Of all the lines in these entries, count those that contain "label" and give only the total.

Data for the task
* * * * * * * * *
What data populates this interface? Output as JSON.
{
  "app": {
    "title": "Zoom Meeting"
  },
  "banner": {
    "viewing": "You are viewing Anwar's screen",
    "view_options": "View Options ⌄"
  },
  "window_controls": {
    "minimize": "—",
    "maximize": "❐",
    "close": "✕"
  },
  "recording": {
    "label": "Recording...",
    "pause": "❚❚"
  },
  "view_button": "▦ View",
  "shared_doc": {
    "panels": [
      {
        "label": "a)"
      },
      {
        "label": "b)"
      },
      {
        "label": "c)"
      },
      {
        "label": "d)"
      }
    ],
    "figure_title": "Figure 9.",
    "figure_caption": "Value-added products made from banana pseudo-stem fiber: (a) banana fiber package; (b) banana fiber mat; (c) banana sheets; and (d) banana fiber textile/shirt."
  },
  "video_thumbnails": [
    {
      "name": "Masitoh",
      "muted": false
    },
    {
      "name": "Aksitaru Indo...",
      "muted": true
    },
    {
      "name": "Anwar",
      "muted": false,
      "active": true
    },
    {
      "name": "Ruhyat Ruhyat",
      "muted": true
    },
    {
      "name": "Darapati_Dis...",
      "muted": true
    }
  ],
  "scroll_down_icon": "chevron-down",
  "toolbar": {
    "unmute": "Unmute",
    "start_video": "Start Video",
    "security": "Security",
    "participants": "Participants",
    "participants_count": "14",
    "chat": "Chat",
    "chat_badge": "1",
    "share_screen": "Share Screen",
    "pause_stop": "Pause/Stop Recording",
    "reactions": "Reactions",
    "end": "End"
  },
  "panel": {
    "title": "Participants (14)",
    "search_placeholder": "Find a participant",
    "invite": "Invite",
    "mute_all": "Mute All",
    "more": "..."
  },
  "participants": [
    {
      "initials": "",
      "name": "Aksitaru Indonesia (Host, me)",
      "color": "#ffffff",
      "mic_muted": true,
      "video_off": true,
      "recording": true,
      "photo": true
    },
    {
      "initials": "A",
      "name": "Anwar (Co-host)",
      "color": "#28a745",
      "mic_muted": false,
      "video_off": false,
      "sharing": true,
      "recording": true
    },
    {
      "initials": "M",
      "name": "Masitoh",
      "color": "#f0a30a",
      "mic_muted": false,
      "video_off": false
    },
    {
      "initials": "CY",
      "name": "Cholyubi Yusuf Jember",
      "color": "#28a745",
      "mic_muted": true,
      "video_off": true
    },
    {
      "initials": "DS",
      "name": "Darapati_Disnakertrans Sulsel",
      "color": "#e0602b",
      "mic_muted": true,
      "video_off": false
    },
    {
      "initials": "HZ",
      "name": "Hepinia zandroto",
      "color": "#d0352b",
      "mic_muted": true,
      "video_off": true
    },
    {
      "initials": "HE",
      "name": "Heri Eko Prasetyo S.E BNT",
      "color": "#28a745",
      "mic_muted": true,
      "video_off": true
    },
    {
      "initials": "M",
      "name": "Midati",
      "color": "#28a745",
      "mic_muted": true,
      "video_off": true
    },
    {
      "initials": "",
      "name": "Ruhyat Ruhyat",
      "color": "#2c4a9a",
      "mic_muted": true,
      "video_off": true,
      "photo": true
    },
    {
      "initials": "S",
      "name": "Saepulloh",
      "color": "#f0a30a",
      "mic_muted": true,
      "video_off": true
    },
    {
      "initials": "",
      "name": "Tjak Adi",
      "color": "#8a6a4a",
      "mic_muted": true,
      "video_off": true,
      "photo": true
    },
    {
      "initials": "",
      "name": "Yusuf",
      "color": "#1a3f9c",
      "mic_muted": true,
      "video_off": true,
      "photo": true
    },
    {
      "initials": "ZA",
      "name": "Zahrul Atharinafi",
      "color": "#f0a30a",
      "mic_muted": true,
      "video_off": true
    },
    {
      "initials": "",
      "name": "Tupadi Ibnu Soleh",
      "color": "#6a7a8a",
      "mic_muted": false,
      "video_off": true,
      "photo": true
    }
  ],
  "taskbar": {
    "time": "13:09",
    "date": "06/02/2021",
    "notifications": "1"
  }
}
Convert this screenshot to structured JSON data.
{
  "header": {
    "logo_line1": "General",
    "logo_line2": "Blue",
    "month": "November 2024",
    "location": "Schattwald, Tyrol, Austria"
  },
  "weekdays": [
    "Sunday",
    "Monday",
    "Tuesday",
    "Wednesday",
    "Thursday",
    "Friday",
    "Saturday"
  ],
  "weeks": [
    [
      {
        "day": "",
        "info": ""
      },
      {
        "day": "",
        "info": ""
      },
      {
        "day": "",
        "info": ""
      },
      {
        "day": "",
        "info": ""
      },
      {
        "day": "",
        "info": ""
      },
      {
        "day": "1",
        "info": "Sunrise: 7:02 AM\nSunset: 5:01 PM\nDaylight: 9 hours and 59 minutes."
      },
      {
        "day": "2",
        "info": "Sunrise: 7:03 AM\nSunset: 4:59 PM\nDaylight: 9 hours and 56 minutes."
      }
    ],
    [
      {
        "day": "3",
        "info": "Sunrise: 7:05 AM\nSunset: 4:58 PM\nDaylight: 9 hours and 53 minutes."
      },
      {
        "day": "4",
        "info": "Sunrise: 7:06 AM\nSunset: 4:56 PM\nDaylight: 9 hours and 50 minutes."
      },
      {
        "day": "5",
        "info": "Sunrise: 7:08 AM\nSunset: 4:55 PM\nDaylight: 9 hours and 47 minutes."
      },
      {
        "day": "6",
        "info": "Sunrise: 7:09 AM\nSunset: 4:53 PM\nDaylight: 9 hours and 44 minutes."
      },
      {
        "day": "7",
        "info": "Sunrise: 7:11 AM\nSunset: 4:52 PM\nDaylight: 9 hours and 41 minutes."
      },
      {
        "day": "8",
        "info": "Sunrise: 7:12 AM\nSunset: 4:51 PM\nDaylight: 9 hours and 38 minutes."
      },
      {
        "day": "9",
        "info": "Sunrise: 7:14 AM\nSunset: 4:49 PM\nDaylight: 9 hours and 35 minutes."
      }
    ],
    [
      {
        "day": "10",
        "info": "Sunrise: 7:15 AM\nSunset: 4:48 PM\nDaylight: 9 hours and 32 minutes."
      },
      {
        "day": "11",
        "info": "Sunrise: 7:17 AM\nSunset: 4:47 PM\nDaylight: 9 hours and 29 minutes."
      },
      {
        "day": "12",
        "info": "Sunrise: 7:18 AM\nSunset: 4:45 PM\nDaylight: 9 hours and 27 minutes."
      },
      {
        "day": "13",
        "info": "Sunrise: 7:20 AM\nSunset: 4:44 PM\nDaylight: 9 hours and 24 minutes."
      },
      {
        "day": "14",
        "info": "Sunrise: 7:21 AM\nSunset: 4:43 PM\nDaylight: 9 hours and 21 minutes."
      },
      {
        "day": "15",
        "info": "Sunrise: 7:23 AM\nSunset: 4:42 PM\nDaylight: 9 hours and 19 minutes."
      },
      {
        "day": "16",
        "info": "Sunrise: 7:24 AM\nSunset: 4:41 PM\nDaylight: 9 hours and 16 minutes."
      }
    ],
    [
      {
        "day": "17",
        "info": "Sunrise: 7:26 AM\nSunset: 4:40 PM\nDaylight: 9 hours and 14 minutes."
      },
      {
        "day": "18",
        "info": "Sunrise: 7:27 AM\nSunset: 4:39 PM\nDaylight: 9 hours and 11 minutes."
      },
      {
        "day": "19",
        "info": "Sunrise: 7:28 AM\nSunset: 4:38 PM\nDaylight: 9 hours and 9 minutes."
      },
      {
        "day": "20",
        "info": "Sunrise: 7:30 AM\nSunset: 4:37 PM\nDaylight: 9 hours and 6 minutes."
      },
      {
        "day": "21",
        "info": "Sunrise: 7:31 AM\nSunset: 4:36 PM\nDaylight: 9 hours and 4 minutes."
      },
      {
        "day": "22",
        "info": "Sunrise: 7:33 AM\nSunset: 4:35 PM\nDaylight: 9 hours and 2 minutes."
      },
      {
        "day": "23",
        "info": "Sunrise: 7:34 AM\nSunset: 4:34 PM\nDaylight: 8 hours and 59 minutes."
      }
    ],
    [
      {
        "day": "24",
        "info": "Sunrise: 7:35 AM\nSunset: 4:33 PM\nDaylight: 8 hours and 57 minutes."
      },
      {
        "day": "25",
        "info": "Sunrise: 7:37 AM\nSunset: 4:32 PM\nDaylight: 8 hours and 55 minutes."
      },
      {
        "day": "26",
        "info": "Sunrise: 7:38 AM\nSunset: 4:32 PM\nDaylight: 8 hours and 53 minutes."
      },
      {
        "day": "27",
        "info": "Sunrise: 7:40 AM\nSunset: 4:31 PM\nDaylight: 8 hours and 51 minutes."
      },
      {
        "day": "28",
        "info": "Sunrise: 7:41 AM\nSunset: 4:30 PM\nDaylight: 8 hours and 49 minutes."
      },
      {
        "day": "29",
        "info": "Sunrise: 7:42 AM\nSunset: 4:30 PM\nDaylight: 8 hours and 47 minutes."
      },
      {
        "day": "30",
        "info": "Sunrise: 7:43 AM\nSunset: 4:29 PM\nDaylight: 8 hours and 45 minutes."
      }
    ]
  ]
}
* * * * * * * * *
Output of the task
5